# Assignment
Every record listed below should be copied exactly.
Segment Start: Task material
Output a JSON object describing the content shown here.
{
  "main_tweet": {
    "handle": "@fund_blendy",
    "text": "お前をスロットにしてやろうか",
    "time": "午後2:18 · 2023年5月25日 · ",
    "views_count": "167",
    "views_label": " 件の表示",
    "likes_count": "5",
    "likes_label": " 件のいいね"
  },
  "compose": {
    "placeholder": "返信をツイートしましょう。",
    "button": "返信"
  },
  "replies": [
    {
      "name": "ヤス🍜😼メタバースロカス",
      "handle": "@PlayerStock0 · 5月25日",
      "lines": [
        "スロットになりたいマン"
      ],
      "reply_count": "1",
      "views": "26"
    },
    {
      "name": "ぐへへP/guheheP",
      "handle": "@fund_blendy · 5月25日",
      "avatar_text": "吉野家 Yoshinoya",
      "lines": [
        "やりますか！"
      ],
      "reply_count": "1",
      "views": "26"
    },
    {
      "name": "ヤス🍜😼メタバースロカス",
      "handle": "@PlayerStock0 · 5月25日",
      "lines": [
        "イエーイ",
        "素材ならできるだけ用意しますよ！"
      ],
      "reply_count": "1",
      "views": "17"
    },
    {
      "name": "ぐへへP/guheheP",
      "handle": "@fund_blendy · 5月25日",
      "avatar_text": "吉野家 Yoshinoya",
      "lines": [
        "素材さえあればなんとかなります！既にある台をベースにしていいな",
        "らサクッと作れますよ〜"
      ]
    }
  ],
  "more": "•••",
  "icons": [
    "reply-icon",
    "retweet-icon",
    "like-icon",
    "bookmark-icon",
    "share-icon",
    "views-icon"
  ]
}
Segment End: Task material
# Finished exercise
Output a JSON object describing the content shown here.
{
  "main_tweet": {
    "handle": "@fund_blendy",
    "text": "お前をスロットにしてやろうか",
    "time": "午後2:18 · 2023年5月25日 · ",
    "views_count": "167",
    "views_label": " 件の表示",
    "likes_count": "5",
    "likes_label": " 件のいいね"
  },
  "compose": {
    "placeholder": "返信をツイートしましょう。",
    "button": "返信"
  },
  "replies": [
    {
      "name": "ヤス🍜😼メタバースロカス",
      "handle": "@PlayerStock0 · 5月25日",
      "lines": [
        "スロットになりたいマン"
      ],
      "reply_count": "1",
      "views": "26"
    },
    {
      "name": "ぐへへP/guheheP",
      "handle": "@fund_blendy · 5月25日",
      "avatar_text": "吉野家 Yoshinoya",
      "lines": [
        "やりますか！"
      ],
      "reply_count": "1",
      "views": "26"
    },
    {
      "name": "ヤス🍜😼メタバースロカス",
      "handle": "@PlayerStock0 · 5月25日",
      "lines": [
        "イエーイ",
        "素材ならできるだけ用意しますよ！"
      ],
      "reply_count": "1",
      "views": "17"
    },
    {
      "name": "ぐへへP/guheheP",
      "handle": "@fund_blendy · 5月25日",
      "avatar_text": "吉野家 Yoshinoya",
      "lines": [
        "素材さえあればなんとかなります！既にある台をベースにしていいな",
        "らサクッと作れますよ〜"
      ]
    }
  ],
  "more": "•••",
  "icons": [
    "reply-icon",
    "retweet-icon",
    "like-icon",
    "bookmark-icon",
    "share-icon",
    "views-icon"
  ]
}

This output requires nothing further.